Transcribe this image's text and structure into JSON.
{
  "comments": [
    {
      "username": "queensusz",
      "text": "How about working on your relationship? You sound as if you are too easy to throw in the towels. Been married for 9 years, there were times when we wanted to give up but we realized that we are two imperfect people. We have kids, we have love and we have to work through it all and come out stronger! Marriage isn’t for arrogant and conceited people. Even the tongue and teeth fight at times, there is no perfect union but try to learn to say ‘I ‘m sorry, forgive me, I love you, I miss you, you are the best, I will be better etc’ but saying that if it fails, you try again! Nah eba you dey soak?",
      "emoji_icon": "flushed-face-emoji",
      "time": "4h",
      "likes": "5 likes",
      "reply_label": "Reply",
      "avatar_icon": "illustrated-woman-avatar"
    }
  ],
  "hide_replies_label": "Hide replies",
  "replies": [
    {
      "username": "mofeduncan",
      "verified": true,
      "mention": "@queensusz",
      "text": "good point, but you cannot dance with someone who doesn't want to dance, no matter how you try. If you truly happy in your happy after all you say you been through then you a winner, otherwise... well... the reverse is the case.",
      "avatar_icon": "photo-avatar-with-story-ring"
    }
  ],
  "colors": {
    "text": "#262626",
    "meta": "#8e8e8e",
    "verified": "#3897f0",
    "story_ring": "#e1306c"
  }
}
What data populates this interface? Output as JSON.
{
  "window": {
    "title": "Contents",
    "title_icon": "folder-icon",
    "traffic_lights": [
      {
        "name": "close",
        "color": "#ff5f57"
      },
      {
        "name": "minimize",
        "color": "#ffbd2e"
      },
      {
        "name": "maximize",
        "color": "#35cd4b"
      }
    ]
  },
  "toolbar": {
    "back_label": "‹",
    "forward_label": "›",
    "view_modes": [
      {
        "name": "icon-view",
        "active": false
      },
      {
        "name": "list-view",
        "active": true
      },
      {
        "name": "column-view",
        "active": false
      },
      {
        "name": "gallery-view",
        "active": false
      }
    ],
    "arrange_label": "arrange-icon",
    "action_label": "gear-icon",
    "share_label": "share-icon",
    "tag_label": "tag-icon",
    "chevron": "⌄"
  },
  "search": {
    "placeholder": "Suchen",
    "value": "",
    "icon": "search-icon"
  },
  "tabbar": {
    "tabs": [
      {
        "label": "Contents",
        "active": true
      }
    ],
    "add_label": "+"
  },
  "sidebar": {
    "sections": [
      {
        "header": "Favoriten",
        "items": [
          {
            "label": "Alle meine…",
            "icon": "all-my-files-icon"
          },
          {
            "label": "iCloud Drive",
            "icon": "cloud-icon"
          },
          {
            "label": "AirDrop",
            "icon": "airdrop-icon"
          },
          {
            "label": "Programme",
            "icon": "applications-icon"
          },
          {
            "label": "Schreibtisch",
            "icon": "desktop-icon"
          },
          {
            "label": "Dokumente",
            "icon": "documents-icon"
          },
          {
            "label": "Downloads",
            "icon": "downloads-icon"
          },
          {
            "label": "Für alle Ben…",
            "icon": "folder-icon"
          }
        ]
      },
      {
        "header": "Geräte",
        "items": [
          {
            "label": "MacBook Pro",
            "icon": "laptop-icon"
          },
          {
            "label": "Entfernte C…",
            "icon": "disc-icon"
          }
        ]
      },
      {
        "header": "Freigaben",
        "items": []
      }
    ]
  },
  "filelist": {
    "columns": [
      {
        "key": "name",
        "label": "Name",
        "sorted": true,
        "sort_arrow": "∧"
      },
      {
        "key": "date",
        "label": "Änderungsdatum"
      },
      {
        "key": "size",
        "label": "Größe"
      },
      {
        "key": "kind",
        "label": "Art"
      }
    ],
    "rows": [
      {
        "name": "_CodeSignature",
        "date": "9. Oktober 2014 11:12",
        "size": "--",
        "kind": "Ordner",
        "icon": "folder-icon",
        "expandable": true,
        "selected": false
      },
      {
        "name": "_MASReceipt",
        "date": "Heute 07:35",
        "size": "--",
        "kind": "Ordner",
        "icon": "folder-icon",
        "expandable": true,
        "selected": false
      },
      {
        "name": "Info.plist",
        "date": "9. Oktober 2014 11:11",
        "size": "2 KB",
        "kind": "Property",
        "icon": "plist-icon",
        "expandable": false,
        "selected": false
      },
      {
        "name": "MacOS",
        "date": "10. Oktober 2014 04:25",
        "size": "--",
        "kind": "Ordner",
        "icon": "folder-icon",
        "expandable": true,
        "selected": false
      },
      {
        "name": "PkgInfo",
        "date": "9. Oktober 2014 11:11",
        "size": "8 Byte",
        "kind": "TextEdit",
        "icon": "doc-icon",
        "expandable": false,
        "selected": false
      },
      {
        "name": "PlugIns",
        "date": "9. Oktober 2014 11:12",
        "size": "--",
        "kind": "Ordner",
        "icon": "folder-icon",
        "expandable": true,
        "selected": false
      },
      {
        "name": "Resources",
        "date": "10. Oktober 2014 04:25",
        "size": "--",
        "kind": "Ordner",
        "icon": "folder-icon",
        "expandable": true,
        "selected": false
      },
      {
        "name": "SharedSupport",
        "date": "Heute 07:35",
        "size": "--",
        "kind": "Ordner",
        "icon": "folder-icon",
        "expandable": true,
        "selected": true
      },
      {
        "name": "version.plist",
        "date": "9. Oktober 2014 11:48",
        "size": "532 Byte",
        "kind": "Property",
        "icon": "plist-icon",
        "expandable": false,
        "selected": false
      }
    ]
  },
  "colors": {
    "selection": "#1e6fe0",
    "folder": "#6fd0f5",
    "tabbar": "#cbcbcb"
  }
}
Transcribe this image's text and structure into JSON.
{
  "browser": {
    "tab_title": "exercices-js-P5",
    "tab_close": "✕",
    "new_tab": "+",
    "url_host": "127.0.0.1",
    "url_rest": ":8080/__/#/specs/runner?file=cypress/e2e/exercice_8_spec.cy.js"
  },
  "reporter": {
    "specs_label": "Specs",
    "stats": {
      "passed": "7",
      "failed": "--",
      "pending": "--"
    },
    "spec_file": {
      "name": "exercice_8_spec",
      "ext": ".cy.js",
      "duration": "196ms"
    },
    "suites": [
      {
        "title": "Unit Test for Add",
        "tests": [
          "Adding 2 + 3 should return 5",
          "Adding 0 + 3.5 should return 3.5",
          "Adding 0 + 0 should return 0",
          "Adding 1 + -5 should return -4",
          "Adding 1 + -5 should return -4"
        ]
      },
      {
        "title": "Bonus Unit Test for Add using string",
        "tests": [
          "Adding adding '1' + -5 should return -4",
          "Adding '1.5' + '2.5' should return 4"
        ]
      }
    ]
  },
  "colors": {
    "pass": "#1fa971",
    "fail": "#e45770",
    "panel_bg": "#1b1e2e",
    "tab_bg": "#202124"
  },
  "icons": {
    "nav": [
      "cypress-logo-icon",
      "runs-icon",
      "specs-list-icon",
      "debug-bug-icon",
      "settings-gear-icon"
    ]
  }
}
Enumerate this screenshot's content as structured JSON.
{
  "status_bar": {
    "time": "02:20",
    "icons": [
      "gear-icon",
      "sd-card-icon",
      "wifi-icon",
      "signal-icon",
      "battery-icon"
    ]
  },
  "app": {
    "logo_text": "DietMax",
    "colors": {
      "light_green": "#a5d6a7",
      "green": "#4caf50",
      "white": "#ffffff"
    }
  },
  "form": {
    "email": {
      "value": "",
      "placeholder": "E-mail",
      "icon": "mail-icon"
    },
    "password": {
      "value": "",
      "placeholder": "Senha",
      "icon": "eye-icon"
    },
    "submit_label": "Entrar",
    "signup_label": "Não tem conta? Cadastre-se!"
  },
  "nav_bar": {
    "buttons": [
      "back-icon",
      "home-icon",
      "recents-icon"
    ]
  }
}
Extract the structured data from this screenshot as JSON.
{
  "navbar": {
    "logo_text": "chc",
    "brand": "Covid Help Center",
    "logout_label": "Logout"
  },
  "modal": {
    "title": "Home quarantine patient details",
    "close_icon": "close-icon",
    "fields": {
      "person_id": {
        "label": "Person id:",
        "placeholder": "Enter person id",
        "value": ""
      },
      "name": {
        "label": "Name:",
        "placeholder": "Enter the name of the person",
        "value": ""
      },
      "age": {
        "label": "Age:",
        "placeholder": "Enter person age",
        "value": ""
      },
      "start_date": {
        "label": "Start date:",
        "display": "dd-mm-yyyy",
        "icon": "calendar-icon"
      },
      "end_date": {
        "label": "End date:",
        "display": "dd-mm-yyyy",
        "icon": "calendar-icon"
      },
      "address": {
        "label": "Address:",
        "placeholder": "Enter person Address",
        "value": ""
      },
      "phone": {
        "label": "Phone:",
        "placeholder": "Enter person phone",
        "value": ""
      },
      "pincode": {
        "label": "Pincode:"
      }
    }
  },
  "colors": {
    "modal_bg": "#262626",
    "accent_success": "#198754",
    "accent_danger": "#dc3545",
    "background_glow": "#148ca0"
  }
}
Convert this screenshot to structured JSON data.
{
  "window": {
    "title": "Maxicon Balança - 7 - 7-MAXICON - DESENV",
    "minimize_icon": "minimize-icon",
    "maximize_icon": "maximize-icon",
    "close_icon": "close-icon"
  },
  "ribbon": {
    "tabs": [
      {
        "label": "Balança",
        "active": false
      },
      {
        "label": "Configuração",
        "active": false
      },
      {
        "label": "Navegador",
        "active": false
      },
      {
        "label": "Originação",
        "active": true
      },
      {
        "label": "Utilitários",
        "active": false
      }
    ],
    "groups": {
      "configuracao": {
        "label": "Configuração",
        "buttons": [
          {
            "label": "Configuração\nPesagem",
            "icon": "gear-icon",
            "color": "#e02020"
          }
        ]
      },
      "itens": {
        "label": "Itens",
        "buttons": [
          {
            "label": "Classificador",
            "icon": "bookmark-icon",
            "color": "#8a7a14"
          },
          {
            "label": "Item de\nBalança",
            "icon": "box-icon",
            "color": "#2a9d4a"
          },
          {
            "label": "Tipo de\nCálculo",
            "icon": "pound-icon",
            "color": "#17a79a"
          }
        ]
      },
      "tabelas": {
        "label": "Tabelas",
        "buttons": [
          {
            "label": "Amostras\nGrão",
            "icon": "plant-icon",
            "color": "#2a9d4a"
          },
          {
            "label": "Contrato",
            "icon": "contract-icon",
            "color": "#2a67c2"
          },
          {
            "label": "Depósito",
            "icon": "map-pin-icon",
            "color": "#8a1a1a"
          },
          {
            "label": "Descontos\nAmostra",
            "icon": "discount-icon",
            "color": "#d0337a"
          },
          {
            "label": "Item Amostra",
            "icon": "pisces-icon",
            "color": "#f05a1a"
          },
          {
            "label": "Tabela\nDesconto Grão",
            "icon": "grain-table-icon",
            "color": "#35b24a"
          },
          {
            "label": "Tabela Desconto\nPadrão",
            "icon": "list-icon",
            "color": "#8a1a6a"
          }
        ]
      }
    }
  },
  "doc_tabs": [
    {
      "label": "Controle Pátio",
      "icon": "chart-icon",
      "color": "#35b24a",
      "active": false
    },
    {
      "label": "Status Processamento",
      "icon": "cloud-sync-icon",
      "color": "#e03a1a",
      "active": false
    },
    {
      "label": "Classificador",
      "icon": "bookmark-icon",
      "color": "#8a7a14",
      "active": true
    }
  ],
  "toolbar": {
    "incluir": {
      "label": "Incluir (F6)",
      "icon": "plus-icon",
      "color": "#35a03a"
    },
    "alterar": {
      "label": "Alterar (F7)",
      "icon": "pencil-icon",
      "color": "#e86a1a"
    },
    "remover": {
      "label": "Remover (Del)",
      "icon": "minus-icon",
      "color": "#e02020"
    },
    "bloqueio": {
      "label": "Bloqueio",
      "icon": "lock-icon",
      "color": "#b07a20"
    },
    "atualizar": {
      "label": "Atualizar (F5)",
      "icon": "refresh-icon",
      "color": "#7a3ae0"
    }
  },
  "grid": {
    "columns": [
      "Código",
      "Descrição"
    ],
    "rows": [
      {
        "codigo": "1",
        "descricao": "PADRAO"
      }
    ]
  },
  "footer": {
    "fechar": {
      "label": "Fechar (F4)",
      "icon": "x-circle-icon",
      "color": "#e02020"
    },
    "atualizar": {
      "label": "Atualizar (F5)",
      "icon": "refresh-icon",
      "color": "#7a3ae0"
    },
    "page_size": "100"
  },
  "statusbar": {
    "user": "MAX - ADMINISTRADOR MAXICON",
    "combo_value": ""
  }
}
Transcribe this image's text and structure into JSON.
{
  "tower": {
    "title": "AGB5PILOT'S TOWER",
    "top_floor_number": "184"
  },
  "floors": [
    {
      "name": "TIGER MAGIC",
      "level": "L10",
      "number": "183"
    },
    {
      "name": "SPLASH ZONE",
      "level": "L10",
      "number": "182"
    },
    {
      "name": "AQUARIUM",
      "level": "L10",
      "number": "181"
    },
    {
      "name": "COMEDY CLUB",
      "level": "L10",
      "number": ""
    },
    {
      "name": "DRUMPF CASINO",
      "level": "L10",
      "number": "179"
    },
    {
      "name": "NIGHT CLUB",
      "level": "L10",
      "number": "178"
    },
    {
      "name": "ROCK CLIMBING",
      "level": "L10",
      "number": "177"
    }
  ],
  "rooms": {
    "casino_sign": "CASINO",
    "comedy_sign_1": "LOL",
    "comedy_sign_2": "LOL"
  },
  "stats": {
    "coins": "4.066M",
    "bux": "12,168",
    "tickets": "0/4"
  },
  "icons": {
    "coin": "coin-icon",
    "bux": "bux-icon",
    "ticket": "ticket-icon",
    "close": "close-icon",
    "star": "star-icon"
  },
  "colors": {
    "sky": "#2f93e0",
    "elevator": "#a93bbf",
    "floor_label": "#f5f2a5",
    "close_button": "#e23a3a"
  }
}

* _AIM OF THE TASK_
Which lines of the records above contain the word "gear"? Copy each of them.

* _PROBLEM SOLUTION_
    "action_label": "gear-icon",
      "settings-gear-icon"
      "gear-icon",
            "icon": "gear-icon",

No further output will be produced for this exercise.